The Irish poet John O’Donohue defined beauty as “an emerging fullness, a greater sense of grace and elegance, a deeper sense of depth, and a kind of homecoming for the enriched memory of your unfolding life.” That is the kind of beauty I want to talk about this morning, this beauty in the broader sense, the relationships and experiences that move us beyond our small and restricted selves toward admiration and awe, igniting our creativity, stirring our imagination, and inspiring us to acts of kindness and gratitude.

Many of us expend money, time, and effort to find beauty. We go in search of it, and sometimes find it. But just as often beauty visits us without warning. The Welsh poet, Henry Vaughan, in his poem The Revival wrote about the beauty of God revealing itself when we least expect it, ending with these gorgeous lines, “And here in dust and dirt, O here, The lilies of His love appear!”

Several years ago, while on a motorcycle trip on the Great River Road on the Missouri side, headed south, with the Quaker Oatlaws, we passed through a tunnel of woods, emerging into emerald-green fields running to the western horizon. I felt as if I were riding through a painting. When I revisit that trip in my mind, which I often do, it is those fields I remember more than anything else. At night, when I close my eyes to sleep, it is those fields I see. When I am overwhelmed, it is those fields I return to in my memory and am restored. Think for a moment of the most beautiful place you know—its colors, its scents, its dimensions. Go there right now in your mind.

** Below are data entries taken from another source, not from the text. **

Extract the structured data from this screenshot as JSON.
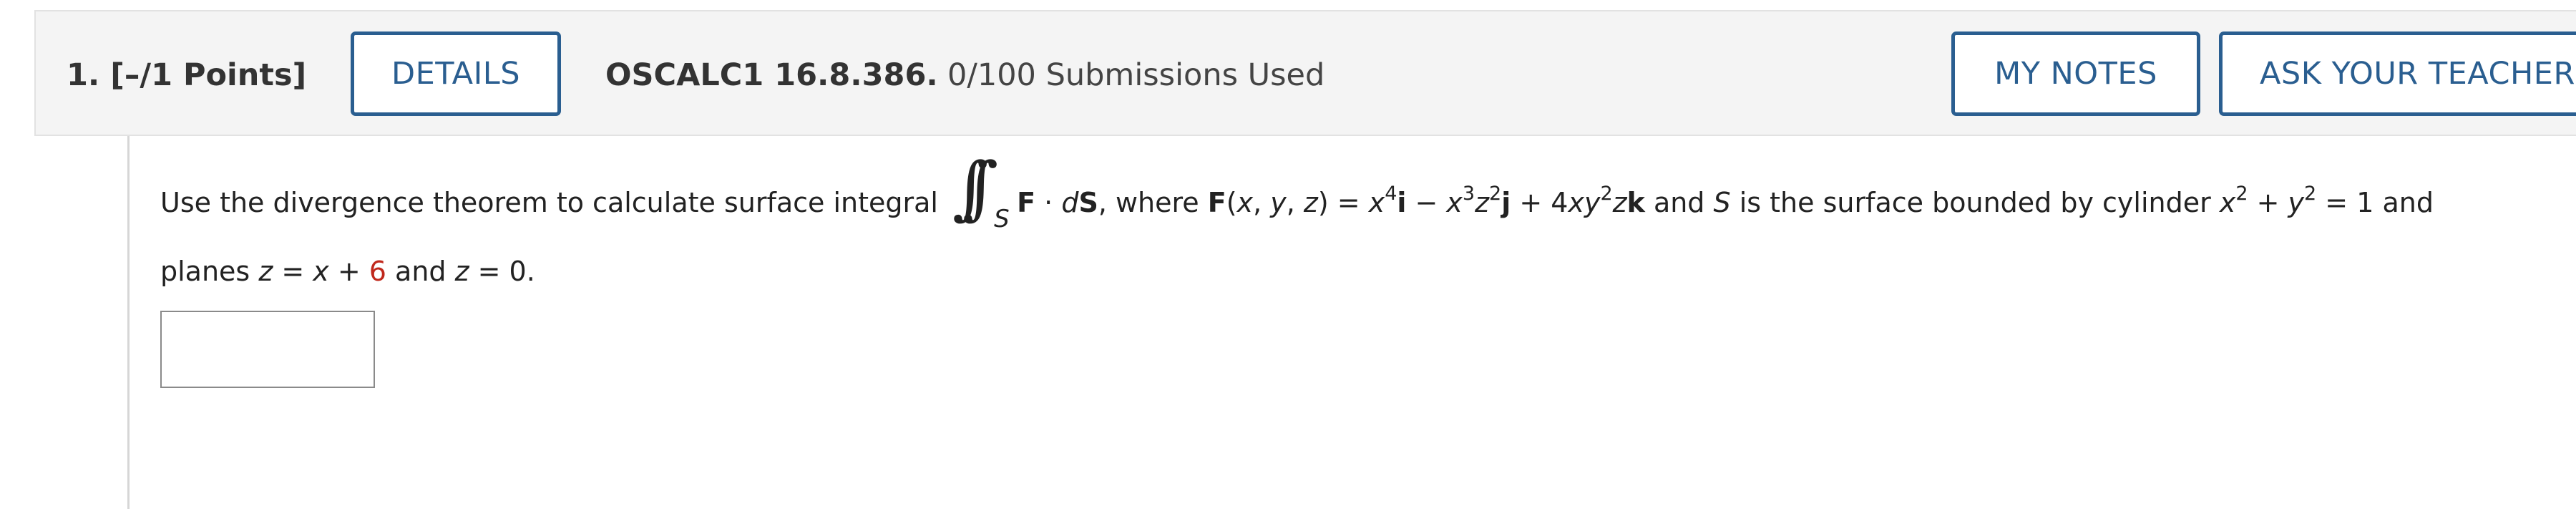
{
  "question": {
    "number_label": "1.",
    "points_label": "[–/1 Points]",
    "details_label": "DETAILS",
    "code": "OSCALC1 16.8.386.",
    "submissions": "0/100 Submissions Used",
    "my_notes_label": "MY NOTES",
    "ask_teacher_label": "ASK YOUR TEACHER"
  },
  "problem": {
    "intro": "Use the divergence theorem to calculate surface integral",
    "integral_sub": "S",
    "F_bold": "F",
    "dot": " · ",
    "d_italic": "d",
    "S_bold": "S",
    "where_text": ", where ",
    "F_bold2": "F",
    "paren_open": "(",
    "var_x": "x",
    "comma1": ", ",
    "var_y": "y",
    "comma2": ", ",
    "var_z": "z",
    "paren_close_eq": ") = ",
    "t1_x": "x",
    "t1_exp": "4",
    "i_bold": "i",
    "minus": " − ",
    "t2_x": "x",
    "t2_exp1": "3",
    "t2_z": "z",
    "t2_exp2": "2",
    "j_bold": "j",
    "plus": " + 4",
    "t3_x": "xy",
    "t3_exp": "2",
    "t3_z": "z",
    "k_bold": "k",
    "and_text": " and ",
    "S_ital": "S",
    "surface_text": " is the surface bounded by cylinder ",
    "cyl_x": "x",
    "cyl_exp1": "2",
    "cyl_plus": " + ",
    "cyl_y": "y",
    "cyl_exp2": "2",
    "cyl_eq": " = 1 and",
    "line2_planes": "planes ",
    "p1_z": "z",
    "p1_eq": " = ",
    "p1_x": "x",
    "p1_plus": " + ",
    "p1_num": "6",
    "p2_and": " and ",
    "p2_z": "z",
    "p2_eq": " = 0."
  },
  "answer": {
    "value": ""
  },
  "colors": {
    "accent": "#2a5e90",
    "highlight_number": "#c0281c"
  }
}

Enjoy a vacation right where you are seated.

This week I read of a weapons system that maims and kills with a sort of evil ingenuity, and for several hours I despaired of the human cooperation in ugliness that makes such things possible. But then I reminded myself that human cooperation also makes possible the beauty of Beethoven’s 9th Symphony, the evolving cure for cancer, the marvel of human flight, the stroke of paint on canvas. In every circumstance, beauty is a real choice for us, the decision to be lilies of love in the dust and dirt.

Remind yourself of this, Friends, always and often, that beauty is not a luxury. It is an essential quality of life, without which we will wither and die.